First up, the price. Nintendo hasn't indicated how much the Switch will cost, but Japanese news organization Nikkei predicts it will hit shelves at less than $250, at least in Japan. Nintendo is traditionally on the lower end of the spectrum when it comes to new console prices. The Wii U, for instance, cost $300 in the US at launch -- compare that with the Xbox One, which debuted at $500, or the PlayStation 4, which premiered at $400.
Next, the games. Nintendo has kept a tight lid on the software lineup it has planned for the Switch's release, though we do know a few titles that are definitely coming to the new console. The Switch will get The Legend of Zelda: Breath of the Wild at launch, plus Shovel Knight, Yooka-Laylee, Stardew Valley, Rime, Project Sonic 2017 and possibly even a full Pokémon game -- that would be a first for a living room console.
Nintendo showed off a handful of titles in the initial Switch sizzle reel, including an updated Splatoon, NBA 2K, a 3D Mario game, new Mario Kart and Skyrim. However, the company has yet to officially announce these titles for the Switch. Tonight might just be the time to do so.

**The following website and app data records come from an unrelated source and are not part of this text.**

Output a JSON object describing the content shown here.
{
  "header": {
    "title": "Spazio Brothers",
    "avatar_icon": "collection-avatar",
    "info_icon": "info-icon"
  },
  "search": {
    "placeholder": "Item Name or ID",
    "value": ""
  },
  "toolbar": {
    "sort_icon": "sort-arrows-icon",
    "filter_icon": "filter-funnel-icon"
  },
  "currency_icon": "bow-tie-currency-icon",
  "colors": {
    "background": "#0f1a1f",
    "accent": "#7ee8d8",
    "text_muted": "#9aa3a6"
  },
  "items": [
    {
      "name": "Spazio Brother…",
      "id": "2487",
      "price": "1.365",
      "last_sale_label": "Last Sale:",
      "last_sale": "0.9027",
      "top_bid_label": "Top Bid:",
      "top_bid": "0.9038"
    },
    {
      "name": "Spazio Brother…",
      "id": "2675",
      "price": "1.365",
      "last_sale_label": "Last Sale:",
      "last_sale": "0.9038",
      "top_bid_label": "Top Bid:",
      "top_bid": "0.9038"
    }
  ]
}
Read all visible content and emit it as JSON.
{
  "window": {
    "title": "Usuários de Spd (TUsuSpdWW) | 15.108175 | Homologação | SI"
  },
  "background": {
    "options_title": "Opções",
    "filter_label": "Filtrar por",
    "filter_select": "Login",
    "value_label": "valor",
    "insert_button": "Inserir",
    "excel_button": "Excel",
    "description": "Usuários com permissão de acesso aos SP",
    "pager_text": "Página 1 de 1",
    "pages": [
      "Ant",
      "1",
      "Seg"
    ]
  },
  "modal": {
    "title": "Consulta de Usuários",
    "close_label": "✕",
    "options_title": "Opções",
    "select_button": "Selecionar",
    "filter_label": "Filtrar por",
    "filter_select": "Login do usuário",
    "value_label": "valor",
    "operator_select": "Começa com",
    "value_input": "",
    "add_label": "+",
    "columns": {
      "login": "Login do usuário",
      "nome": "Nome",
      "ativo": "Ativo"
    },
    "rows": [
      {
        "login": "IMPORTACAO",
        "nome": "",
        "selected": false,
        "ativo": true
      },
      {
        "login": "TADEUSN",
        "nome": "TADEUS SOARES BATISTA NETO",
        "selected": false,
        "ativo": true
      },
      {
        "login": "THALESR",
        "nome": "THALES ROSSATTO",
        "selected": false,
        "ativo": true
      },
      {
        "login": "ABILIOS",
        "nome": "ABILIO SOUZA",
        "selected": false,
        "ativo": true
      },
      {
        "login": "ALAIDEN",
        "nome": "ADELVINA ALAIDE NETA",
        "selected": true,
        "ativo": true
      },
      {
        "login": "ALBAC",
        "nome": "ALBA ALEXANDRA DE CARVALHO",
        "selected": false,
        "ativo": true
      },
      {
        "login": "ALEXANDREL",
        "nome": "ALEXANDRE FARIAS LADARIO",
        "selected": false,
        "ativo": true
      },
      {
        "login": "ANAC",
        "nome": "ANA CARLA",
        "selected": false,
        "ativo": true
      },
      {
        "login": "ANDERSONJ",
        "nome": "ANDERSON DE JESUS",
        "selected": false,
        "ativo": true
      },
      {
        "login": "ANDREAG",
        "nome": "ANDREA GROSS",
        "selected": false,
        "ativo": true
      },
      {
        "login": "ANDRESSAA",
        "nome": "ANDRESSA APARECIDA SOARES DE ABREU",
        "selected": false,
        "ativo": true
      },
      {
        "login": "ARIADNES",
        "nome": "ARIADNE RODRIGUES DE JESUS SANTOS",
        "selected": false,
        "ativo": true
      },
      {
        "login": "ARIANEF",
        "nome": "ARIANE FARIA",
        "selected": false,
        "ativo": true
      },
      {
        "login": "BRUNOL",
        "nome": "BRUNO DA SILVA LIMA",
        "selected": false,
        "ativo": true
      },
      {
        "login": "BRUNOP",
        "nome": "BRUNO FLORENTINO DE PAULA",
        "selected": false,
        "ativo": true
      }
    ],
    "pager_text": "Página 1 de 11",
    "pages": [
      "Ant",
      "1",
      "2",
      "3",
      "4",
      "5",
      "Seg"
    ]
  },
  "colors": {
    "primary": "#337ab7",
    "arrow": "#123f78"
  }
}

Plus, there's the looming possibility that the Switch will support vintage GameCube games via the Virtual Console system, something that fans have been clamoring for over the past few video game generations.
And then there's the hardware. Nintendo hasn't detailed all of the features of the console, which pulls apart to become a mobile system complete with portable controllers. They might even be motion controllers -- perhaps Nintendo will set the record straight in tonight's live stream.
Overall, it remains unclear how Nintendo plans to position the Switch, whether as a living room console that can go mobile, or as a mobile console that can be used in the living room. Or, maybe as neither. Nintendo generally zigs while the rest of the video game industry zags -- with mixed results. The Wii was a sleeper hit that changed the way the industry viewed "casual" and motion-sensing gaming, while its successor, the Wii U, was a flop.
Nintendo is also diving into the world of smartphone gaming, after years of denying any interest in that space. It's a period of change for Nintendo -- the Switch is its first big console release after the death of beloved CEO Satoru Iwata.
See what the company has in store for longtime fans and fiends alike tonight at 11PM ET, right here.